• [WHAT THE TASK ASKS]:
Find the word "html" in the listing below. Copy every line that has it.
◇ ◇ ◇ ◇ ◇
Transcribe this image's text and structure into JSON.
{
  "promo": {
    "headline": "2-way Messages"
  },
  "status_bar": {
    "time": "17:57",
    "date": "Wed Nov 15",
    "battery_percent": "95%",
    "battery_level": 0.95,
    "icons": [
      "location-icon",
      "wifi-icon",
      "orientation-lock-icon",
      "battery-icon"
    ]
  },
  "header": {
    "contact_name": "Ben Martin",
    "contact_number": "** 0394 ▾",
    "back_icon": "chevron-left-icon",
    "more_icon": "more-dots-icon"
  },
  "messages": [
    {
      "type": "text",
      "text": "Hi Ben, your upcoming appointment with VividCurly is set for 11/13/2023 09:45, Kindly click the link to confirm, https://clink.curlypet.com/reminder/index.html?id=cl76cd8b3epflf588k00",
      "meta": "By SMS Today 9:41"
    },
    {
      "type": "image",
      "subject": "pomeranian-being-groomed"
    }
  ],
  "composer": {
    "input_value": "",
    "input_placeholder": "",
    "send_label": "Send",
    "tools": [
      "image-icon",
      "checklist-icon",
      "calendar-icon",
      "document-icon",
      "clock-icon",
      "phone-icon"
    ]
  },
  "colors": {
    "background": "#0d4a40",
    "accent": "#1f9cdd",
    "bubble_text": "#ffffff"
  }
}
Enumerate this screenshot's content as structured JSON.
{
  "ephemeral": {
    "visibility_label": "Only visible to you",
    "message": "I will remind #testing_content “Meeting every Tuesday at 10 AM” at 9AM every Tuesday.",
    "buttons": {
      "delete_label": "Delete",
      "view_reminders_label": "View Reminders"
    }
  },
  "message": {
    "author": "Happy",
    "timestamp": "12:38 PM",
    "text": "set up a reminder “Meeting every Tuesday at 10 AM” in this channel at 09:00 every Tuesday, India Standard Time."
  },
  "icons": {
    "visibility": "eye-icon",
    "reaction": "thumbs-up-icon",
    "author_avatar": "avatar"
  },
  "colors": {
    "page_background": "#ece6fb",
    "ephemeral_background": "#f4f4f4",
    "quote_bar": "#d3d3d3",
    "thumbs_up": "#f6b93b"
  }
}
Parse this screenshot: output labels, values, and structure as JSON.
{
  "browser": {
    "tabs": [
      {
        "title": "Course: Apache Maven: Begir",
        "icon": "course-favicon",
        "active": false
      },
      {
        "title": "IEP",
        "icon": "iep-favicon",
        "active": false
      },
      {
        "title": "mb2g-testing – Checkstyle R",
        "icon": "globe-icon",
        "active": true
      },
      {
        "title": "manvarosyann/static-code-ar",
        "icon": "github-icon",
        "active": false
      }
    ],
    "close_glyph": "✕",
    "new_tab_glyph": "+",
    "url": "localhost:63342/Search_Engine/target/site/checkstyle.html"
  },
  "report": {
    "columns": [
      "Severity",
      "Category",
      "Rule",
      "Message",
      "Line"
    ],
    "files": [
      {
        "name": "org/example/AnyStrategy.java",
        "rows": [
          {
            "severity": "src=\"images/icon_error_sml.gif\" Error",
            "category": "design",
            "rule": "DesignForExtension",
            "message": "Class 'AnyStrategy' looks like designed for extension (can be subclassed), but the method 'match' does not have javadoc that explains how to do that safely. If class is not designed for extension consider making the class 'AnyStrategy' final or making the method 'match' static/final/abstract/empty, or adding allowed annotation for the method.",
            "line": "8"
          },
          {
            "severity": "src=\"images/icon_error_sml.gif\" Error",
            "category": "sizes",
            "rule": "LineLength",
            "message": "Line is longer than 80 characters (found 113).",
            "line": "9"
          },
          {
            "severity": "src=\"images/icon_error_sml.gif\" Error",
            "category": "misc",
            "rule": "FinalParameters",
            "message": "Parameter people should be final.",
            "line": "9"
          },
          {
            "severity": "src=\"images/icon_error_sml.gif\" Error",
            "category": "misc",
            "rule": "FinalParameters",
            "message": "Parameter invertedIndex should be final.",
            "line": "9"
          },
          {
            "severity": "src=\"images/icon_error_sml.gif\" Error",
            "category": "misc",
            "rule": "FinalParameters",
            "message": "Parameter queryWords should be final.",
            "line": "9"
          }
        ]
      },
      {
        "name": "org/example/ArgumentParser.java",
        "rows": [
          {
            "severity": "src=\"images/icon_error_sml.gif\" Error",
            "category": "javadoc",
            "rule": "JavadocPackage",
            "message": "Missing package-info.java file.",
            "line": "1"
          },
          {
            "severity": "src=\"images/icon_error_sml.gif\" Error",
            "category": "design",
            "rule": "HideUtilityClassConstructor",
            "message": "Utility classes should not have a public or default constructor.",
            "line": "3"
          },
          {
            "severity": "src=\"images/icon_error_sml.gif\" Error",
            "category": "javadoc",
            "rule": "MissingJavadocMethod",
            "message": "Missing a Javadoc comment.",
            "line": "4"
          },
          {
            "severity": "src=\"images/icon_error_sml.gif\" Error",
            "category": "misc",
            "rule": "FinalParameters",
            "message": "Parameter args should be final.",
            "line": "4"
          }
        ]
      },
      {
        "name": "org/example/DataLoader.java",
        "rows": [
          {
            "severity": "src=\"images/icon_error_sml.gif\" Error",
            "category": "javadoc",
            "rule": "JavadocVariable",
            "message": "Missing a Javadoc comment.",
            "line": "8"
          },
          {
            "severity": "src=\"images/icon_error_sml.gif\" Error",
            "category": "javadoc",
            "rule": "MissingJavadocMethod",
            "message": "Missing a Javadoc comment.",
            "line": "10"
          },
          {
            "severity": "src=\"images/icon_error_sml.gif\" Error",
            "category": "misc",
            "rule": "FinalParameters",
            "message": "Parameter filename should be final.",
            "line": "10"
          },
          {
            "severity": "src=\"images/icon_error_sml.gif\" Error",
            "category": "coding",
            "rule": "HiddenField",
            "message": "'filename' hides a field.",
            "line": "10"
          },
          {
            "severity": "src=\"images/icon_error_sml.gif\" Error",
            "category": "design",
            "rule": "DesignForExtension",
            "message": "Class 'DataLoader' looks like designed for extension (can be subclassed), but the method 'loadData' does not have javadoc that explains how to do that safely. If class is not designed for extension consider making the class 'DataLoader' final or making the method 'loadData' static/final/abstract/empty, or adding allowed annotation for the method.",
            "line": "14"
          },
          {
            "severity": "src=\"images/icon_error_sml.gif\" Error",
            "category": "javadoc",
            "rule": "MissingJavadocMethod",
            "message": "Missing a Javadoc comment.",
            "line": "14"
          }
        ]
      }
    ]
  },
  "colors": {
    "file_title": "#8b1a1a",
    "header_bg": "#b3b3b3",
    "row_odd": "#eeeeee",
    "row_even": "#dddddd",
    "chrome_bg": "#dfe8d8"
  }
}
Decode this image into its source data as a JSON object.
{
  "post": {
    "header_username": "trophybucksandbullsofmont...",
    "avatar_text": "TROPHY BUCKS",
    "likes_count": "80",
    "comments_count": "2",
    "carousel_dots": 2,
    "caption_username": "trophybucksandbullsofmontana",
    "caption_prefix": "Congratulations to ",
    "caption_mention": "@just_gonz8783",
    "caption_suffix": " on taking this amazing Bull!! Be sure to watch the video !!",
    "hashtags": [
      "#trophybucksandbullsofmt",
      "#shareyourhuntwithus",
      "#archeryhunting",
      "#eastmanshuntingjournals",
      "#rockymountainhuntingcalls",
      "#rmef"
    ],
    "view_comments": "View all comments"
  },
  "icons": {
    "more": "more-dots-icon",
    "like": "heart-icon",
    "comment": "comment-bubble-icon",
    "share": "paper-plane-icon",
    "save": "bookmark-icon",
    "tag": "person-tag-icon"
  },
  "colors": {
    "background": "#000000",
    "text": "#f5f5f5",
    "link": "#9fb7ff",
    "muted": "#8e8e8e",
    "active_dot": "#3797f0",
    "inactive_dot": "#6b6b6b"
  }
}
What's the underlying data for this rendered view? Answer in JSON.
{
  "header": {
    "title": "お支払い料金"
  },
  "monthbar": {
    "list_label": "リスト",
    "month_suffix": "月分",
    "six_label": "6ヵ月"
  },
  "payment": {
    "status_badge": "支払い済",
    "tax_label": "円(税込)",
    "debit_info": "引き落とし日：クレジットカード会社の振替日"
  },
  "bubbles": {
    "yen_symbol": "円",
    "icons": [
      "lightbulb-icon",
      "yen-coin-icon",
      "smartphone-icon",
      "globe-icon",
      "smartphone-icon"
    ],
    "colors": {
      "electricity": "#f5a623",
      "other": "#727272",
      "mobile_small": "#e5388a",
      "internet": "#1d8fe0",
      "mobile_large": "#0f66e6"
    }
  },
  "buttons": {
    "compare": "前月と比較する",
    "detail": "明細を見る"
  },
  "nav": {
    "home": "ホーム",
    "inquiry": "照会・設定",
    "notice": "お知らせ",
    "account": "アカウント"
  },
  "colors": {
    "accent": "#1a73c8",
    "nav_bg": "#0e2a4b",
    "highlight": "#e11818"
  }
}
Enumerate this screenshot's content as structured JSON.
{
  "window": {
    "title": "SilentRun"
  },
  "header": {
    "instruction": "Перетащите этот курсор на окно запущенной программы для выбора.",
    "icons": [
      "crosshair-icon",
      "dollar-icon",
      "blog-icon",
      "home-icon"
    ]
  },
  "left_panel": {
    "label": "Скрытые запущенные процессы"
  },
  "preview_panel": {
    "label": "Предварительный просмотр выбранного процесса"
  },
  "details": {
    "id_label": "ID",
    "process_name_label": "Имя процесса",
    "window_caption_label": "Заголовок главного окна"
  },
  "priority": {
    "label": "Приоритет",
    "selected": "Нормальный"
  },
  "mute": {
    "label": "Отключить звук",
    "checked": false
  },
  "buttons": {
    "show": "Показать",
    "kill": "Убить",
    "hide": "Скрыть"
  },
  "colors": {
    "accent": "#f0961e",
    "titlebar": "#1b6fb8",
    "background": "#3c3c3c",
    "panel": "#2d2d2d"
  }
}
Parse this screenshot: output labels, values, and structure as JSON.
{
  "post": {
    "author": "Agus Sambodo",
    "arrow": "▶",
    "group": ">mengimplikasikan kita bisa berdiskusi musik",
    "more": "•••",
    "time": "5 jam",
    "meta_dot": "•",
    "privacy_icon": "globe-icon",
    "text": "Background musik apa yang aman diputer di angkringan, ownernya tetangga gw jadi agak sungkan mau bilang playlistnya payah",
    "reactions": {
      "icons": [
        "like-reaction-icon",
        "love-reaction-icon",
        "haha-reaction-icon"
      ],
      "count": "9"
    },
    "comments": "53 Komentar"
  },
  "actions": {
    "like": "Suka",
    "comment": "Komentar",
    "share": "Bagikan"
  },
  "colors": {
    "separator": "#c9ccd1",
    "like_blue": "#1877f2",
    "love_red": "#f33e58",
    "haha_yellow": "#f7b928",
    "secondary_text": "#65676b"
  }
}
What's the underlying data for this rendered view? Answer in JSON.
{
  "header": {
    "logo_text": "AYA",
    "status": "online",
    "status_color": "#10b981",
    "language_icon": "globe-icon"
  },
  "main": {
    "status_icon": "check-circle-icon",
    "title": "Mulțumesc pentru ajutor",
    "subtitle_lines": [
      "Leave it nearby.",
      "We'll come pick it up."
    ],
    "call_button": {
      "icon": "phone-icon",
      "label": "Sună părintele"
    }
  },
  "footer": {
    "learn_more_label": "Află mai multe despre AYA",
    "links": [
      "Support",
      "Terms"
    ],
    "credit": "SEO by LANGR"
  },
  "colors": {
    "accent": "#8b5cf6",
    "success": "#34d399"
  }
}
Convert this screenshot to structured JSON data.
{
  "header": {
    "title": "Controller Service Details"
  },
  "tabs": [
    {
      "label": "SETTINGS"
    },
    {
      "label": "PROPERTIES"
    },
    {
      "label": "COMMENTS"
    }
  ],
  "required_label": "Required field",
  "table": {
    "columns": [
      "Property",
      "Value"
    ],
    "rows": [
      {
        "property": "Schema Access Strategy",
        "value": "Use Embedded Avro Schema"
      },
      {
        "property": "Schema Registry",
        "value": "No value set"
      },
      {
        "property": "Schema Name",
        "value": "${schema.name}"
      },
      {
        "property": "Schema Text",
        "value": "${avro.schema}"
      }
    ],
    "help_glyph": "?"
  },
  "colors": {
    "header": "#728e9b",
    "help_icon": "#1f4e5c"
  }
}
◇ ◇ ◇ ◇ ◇
• [OUTPUT OF THE TASK]:
      "text": "Hi Ben, your upcoming appointment with VividCurly is set for 11/13/2023 09:45, Kindly click the link to confirm, https://clink.curlypet.com/reminder/index.html?id=cl76cd8b3epflf588k00",
    "url": "localhost:63342/Search_Engine/target/site/checkstyle.html"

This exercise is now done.